Saturday, April 2, 2016

Playing Catch Up

When you live in Canada, winter weather can sometimes interfere with your plans and that is what happened in February. We were all set to meet at Heather's house for a great discussion about her book pick, The Girl on the Train, when the snow and ice ended up keeping us all at home. So this month we did double duty and discussed both our February and our March books.

The girl on the train had mixed reviews. It was agreed by most of us that the story had an impaired narrative structure. It was hard to keep the shifting time frames and narrators straight which took away from the story. The book received a 6.0 out of 10 on the low end and a 9.0 on the high end from Tony:

"I really enjoyed this book. I thought the author did a masterful job setting up the premise and pace of the story‎, using an almost diary-like mode as the day began or ended for each character. The flashbacks in time made sense, developing both story and characters. With most stories, I find the middle drags with unnecessary details or plot lines, and this has a little of that - her sexual liaison with the grieving husband makes no sense to me, for her or for him - but it finished well and all the pieces fit nicely into the puzzle. I would rate this book as 9/10. "

Overall our book club rated The Girl on the Train a 7.25 out of 10.

Our next discussion centered around our March book that was chosen by Beatrice, Water for Elephants.

Old fashioned and endearing, the author brought to life with vivid text a beautiful and engaging story of a bygone era. Filled with colorful characters and shocking realities, this book kept the interest of our group from start to finish.  An overall rating of 8.7 out of 10 puts this book near the top of our list!

Tony's thoughts:

"I also enjoyed this book, with one caveat - do we ever learn why you don't carry buckets of water to the elephant? The characters are readily visible on the page, the story line is consistent, and the flash forwards to the old man Jacob provide poignant and comic relief. The author ties a nice bow at the end of the story - you can just imagine this guy wobbling with his walker across the street to the circus! I would rate this book 9/10."

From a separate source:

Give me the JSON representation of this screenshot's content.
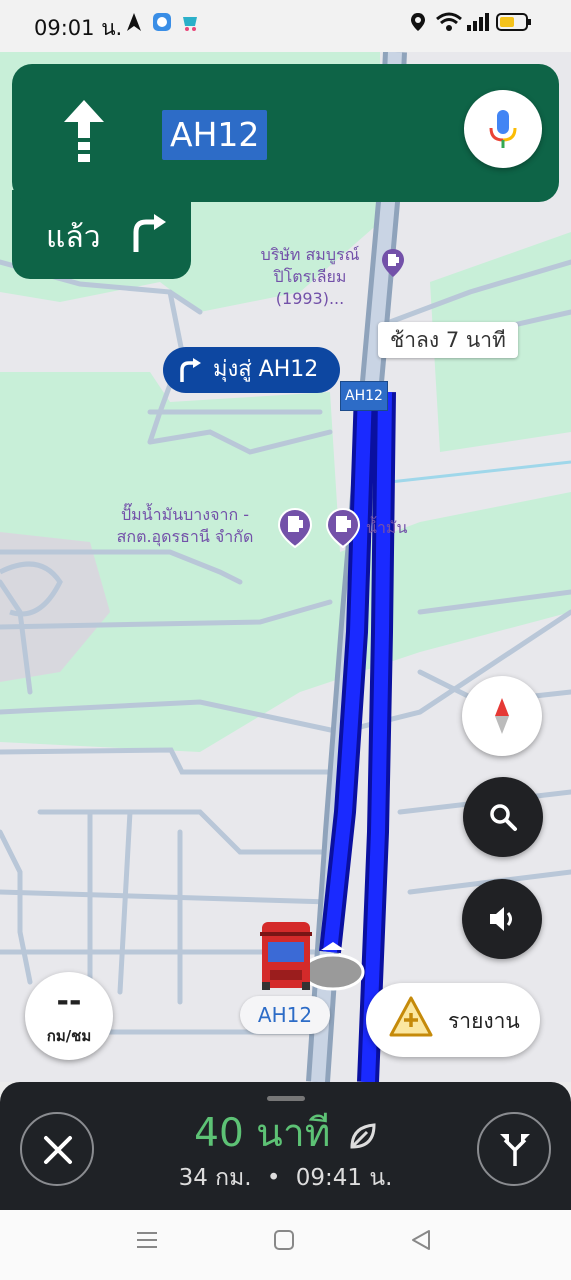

Next month's pick by Renee is When Breath Becomes Air by Paul Kalinithi.  Will you join us?

Thursday, February 4, 2016

The Magic Strings of Frankie Presto

Our January book, picked by Judy D., was a truly outstanding read! This unique and unforgettable story, narrated by the voice of Music, takes you on a journey of the life of Frankie Presto, the greatest guitarist to ever walk the earth.

The author, Mitch Albom, beautifully and believably weaves Frankie's life along with some of the great musical legends of our times, from classical to jazz to rock & roll.  It tells the tale of Frankie - rescued by a nun after his mother dies, saved by a hairless dog from a river, raised by a poor but loving man as his own son, taken in by his music teacher, sent to America at the age of 9 in the bottom of a boat, and follows his musical career that follows him through the 1940's, 50's and 60's.

Music introduces his wisdom on Page 4: “All humans are musical. Why else would the Lord give you a beating heart?" and continues to tell the story of talent, life and ultimately love. The blue strings hold mystery and magic and you soon realize that, "Those strings did indeed have lives inside them, but it was not his playing that turned them blue; it was his [Frankie's] heart."

Our wonderful hostess even had her own magic guitar...

and spoiled us with yummy cupcakes and wine!

And our meeting was held in the library of her building! How appropriate :)

A favorite quote from the book is from the only song that Frankie wrote after his beloved Aurora died, “Yesterday I saw a bird, Whose tree had disappeared. The clouds lay claim, To a moonless sky,  You are gone, I’m here.”  Aurora was Frankie's tree - his home, his shelter, his grounding. Such a sad part of the book!

This book received a high rating from our book club, 9.0 out of 10! A must-read!

Thursday, January 14, 2016